FAMILY LAW ARTICLES
Children with divorced or separated parents face challenges every day. In most cases, the closer the parents live together, the easier it is for a child to transition back and forth between visitation or custody with one parent or the other.
Parents who work well together can make long-distance between the two of them work for shared custody, but those situations are rare.
Requesting a Move from the Court
Because of the realities of the challenges with parents that live further apart, a court may not permit a parent to live outside of a certain area if they want to continue to have joint custody of a child. When a parent wants to move, he or she may have to ask the court for permission. They do this through a formal motion and hearing process.
In many cases, this request is due largely to the fact that the parent wants to move outside of the geographic jurisdictional limits of the court. In addition, the court must also consider how the child will get back and forth from one parent to the other.
When a child is separated from a parent, there is likely going to be a detriment to the child, even if parents make every effort to decrease the distance through physical visits, phone calls, and video calls.
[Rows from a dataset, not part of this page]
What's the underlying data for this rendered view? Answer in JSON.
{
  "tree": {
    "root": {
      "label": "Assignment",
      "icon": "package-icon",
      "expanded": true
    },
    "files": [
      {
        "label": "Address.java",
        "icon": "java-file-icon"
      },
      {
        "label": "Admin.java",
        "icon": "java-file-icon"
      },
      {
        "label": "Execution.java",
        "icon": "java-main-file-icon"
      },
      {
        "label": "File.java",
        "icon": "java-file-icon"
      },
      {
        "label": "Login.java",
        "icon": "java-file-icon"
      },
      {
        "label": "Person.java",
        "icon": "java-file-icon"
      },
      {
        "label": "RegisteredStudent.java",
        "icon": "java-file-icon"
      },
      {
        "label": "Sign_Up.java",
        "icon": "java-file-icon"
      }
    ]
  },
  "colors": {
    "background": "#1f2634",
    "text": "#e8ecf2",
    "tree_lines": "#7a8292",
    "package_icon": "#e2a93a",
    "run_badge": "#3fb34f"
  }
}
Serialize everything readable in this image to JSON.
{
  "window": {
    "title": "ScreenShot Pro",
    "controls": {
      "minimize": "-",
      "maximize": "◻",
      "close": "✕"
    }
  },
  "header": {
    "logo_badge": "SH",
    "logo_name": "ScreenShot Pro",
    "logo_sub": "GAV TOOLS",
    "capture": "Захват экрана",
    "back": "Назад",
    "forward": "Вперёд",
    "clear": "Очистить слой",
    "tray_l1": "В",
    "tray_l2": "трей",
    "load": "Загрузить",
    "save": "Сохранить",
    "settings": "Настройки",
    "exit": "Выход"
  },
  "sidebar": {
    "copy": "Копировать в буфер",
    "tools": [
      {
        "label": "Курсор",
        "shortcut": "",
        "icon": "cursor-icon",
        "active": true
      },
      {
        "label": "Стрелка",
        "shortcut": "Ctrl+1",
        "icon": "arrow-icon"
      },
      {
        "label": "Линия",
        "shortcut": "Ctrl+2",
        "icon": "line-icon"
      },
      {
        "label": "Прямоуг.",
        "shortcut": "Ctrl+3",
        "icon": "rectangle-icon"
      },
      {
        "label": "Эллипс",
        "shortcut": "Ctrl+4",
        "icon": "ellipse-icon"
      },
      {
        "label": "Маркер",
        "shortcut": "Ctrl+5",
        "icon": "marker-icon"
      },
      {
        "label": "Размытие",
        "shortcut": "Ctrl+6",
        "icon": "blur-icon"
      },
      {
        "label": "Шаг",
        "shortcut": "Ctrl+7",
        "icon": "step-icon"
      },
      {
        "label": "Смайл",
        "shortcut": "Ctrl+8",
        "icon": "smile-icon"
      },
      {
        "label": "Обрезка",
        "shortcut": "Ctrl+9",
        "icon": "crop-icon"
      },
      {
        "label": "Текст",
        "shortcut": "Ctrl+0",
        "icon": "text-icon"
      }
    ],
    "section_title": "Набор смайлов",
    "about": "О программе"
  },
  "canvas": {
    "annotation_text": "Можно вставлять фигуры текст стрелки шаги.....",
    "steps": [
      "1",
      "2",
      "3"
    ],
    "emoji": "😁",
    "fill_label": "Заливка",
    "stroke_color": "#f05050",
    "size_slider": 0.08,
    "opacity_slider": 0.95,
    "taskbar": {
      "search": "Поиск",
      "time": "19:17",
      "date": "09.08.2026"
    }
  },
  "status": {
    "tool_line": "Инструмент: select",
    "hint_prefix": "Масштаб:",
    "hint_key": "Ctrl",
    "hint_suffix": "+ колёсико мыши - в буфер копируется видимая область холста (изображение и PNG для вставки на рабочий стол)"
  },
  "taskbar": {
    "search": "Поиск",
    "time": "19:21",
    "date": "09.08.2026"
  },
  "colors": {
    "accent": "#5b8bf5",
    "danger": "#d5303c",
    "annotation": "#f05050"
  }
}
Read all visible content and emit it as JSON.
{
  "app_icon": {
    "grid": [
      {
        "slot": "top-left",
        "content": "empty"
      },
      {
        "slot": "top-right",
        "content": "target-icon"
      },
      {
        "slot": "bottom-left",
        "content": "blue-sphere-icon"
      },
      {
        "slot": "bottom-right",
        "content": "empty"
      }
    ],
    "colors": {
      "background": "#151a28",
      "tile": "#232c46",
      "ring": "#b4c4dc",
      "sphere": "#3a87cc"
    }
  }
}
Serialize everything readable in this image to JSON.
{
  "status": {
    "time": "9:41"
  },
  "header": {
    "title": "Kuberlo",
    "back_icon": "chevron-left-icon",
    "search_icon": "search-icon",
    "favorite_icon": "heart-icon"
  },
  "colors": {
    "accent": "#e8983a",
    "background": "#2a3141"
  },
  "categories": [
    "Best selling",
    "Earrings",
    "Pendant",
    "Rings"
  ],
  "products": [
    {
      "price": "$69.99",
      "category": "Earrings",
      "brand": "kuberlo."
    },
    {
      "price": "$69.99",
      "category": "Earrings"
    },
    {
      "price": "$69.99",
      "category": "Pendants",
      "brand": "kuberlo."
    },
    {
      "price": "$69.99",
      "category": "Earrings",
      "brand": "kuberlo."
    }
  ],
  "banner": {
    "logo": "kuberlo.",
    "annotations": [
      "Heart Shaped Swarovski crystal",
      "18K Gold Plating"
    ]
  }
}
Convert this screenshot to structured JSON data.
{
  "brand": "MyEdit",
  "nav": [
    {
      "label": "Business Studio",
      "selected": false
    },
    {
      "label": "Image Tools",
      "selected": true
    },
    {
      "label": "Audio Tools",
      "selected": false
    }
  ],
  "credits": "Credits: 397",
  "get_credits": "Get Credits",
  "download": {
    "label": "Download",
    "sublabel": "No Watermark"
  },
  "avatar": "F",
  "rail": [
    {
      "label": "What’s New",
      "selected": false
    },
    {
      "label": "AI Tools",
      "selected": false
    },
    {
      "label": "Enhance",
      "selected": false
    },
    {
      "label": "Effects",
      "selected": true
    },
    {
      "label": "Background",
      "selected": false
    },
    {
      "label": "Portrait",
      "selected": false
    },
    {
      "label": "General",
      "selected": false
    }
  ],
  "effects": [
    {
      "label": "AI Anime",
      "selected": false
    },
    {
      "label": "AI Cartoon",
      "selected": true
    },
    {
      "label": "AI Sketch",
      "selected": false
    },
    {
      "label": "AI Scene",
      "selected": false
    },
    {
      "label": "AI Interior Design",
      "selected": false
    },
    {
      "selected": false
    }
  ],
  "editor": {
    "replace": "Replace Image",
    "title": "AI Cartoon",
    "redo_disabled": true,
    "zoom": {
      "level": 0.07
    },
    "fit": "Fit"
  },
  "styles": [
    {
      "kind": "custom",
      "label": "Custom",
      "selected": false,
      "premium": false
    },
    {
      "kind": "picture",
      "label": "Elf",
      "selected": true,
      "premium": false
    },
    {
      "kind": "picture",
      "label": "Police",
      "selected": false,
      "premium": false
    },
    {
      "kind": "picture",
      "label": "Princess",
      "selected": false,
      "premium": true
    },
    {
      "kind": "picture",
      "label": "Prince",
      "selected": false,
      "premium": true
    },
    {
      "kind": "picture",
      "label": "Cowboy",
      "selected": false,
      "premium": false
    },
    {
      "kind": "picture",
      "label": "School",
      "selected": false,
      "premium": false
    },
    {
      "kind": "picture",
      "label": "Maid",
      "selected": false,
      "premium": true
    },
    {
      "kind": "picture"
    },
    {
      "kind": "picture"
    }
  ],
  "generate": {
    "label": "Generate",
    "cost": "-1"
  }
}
This detriment must be considered when the court decides whether to let a parent move further away from the child.
How the Relationship of the Parents Affects Move Away Decisions
Many parents choose to move further away from the other parent because they do not get along well with their prior spouse or partner, and they want to start over in a new location. While that desire is understandable, it can actually hurt that parent’s request to move when the court reviews the request.
Parents are often surprised to learn that their relationship with one another has anything to do with the court’s decision about whether to allow a parent to move away. Instead, it can be one of the biggest factors that the court considers when a parent requests a move. If the parents do not get along well, the moving parent’s relationship with the child is likely going to suffer.
This happens for two main reasons:
- There is now more physical distance between the child and the parent
- The parents cannot get along well enough to make a tough situation work for the benefit of the child
If parents fight constantly, they are far less likely to make efforts to ensure that the child is having contact with the other parent, regardless of whether that is in-person visitation or phone contact.
Taking the Next Steps If You Want to Move
Parents should always do their best to co-parent effectively, but it is even more important if you are considering a move. Co-parenting becomes even more difficult when there is physical distance. Resources like co-parenting classes and other learning options can be extremely helpful.